YOUR GOAL
Count every line below in which "header" occurs, then give only the count.

>>>

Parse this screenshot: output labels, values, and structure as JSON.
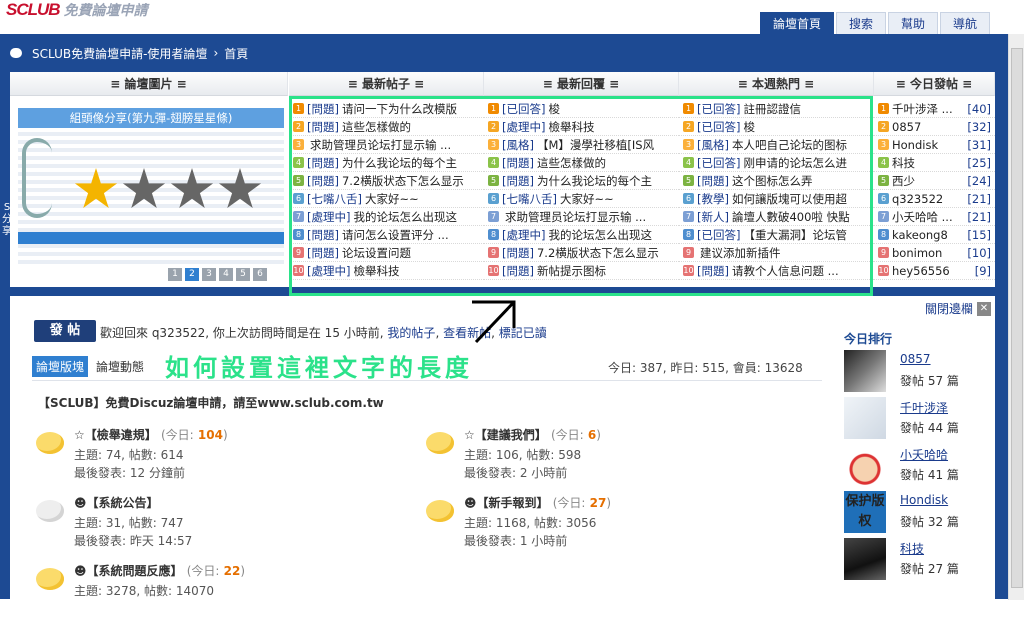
{
  "logo": {
    "brand": "SCLUB",
    "text": "免費論壇申請"
  },
  "topnav": [
    "論壇首頁",
    "搜索",
    "幫助",
    "導航"
  ],
  "breadcrumb": {
    "site": "SCLUB免費論壇申請-使用者論壇",
    "sep": "›",
    "current": "首頁"
  },
  "sidetab": "S 分享",
  "portal": {
    "pics": {
      "header": "≡ 論壇圖片 ≡",
      "caption": "組頭像分享(第九彈-翅膀星星條)",
      "pages": [
        "1",
        "2",
        "3",
        "4",
        "5",
        "6"
      ]
    },
    "newposts": {
      "header": "≡ 最新帖子 ≡",
      "items": [
        {
          "tag": "[問題]",
          "title": "请问一下为什么改模版"
        },
        {
          "tag": "[問題]",
          "title": "這些怎樣做的"
        },
        {
          "tag": "",
          "title": "求助管理员论坛打显示输 ..."
        },
        {
          "tag": "[問題]",
          "title": "为什么我论坛的每个主"
        },
        {
          "tag": "[問題]",
          "title": "7.2横版状态下怎么显示"
        },
        {
          "tag": "[七嘴八舌]",
          "title": "大家好~~"
        },
        {
          "tag": "[處理中]",
          "title": "我的论坛怎么出现这"
        },
        {
          "tag": "[問題]",
          "title": "请问怎么设置评分 ..."
        },
        {
          "tag": "[問題]",
          "title": "论坛设置问题"
        },
        {
          "tag": "[處理中]",
          "title": "檢舉科技"
        }
      ]
    },
    "newreplies": {
      "header": "≡ 最新回覆 ≡",
      "items": [
        {
          "tag": "[已回答]",
          "title": "梭"
        },
        {
          "tag": "[處理中]",
          "title": "檢舉科技"
        },
        {
          "tag": "[風格]",
          "title": "【M】漫學社移植[IS风"
        },
        {
          "tag": "[問題]",
          "title": "這些怎樣做的"
        },
        {
          "tag": "[問題]",
          "title": "为什么我论坛的每个主"
        },
        {
          "tag": "[七嘴八舌]",
          "title": "大家好~~"
        },
        {
          "tag": "",
          "title": "求助管理员论坛打显示输 ..."
        },
        {
          "tag": "[處理中]",
          "title": "我的论坛怎么出现这"
        },
        {
          "tag": "[問題]",
          "title": "7.2横版状态下怎么显示"
        },
        {
          "tag": "[問題]",
          "title": "新帖提示图标"
        }
      ]
    },
    "hot": {
      "header": "≡ 本週熱門 ≡",
      "items": [
        {
          "tag": "[已回答]",
          "title": "註冊認證信"
        },
        {
          "tag": "[已回答]",
          "title": "梭"
        },
        {
          "tag": "[風格]",
          "title": "本人吧自己论坛的图标"
        },
        {
          "tag": "[已回答]",
          "title": "刚申请的论坛怎么进"
        },
        {
          "tag": "[問題]",
          "title": "这个图标怎么弄"
        },
        {
          "tag": "[教學]",
          "title": "如何讓版塊可以使用超"
        },
        {
          "tag": "[新人]",
          "title": "論壇人數破400啦 快點"
        },
        {
          "tag": "[已回答]",
          "title": "【重大漏洞】论坛管"
        },
        {
          "tag": "",
          "title": "建议添加新插件"
        },
        {
          "tag": "[問題]",
          "title": "请教个人信息问题 ..."
        }
      ]
    },
    "today": {
      "header": "≡ 今日發帖 ≡",
      "items": [
        {
          "name": "千叶涉泽 ...",
          "count": "[40]"
        },
        {
          "name": "0857",
          "count": "[32]"
        },
        {
          "name": "Hondisk",
          "count": "[31]"
        },
        {
          "name": "科技",
          "count": "[25]"
        },
        {
          "name": "西少",
          "count": "[24]"
        },
        {
          "name": "q323522",
          "count": "[21]"
        },
        {
          "name": "小夭哈哈 ...",
          "count": "[21]"
        },
        {
          "name": "kakeong8",
          "count": "[15]"
        },
        {
          "name": "bonimon",
          "count": "[10]"
        },
        {
          "name": "hey56556",
          "count": "[9]"
        }
      ]
    }
  },
  "main": {
    "post_button": "發 帖",
    "welcome_a": "歡迎回來 q323522, 你上次訪問時間是在 15 小時前,",
    "my_posts": "我的帖子",
    "view_new": "查看新帖",
    "mark_read": "標記已讀",
    "tab_forums": "論壇版塊",
    "tab_activity": "論壇動態",
    "annotation": "如何設置這裡文字的長度",
    "stats": "今日: 387, 昨日: 515, 會員: 13628",
    "announcement": "【SCLUB】免費Discuz論壇申請，請至www.sclub.com.tw",
    "forums": [
      {
        "name": "☆【檢舉違規】",
        "today_label": "(今日:",
        "today": "104",
        "close": ")",
        "topics": "主題: 74, 帖數: 614",
        "last": "最後發表: 12 分鐘前"
      },
      {
        "name": "☆【建議我們】",
        "today_label": "(今日:",
        "today": "6",
        "close": ")",
        "topics": "主題: 106, 帖數: 598",
        "last": "最後發表: 2 小時前"
      },
      {
        "name": "☻【系統公告】",
        "today_label": "",
        "today": "",
        "close": "",
        "topics": "主題: 31, 帖數: 747",
        "last": "最後發表: 昨天 14:57"
      },
      {
        "name": "☻【新手報到】",
        "today_label": "(今日:",
        "today": "27",
        "close": ")",
        "topics": "主題: 1168, 帖數: 3056",
        "last": "最後發表: 1 小時前"
      },
      {
        "name": "☻【系統問題反應】",
        "today_label": "(今日:",
        "today": "22",
        "close": ")",
        "topics": "主題: 3278, 帖數: 14070",
        "last": ""
      }
    ]
  },
  "right": {
    "close_label": "關閉邊欄",
    "rank_title": "今日排行",
    "ranks": [
      {
        "name": "0857",
        "posts": "發帖 57 篇"
      },
      {
        "name": "千叶涉泽",
        "posts": "發帖 44 篇"
      },
      {
        "name": "小夭哈哈",
        "posts": "發帖 41 篇"
      },
      {
        "name": "Hondisk",
        "posts": "發帖 32 篇"
      },
      {
        "name": "科技",
        "posts": "發帖 27 篇"
      }
    ],
    "avatar4_text": "保护版权"
  },
  "colors": {
    "brand_blue": "#1d4a93",
    "annotation_green": "#2be28a",
    "accent_orange": "#e56f00"
  }
}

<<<

EXERCISE RESPONSE
5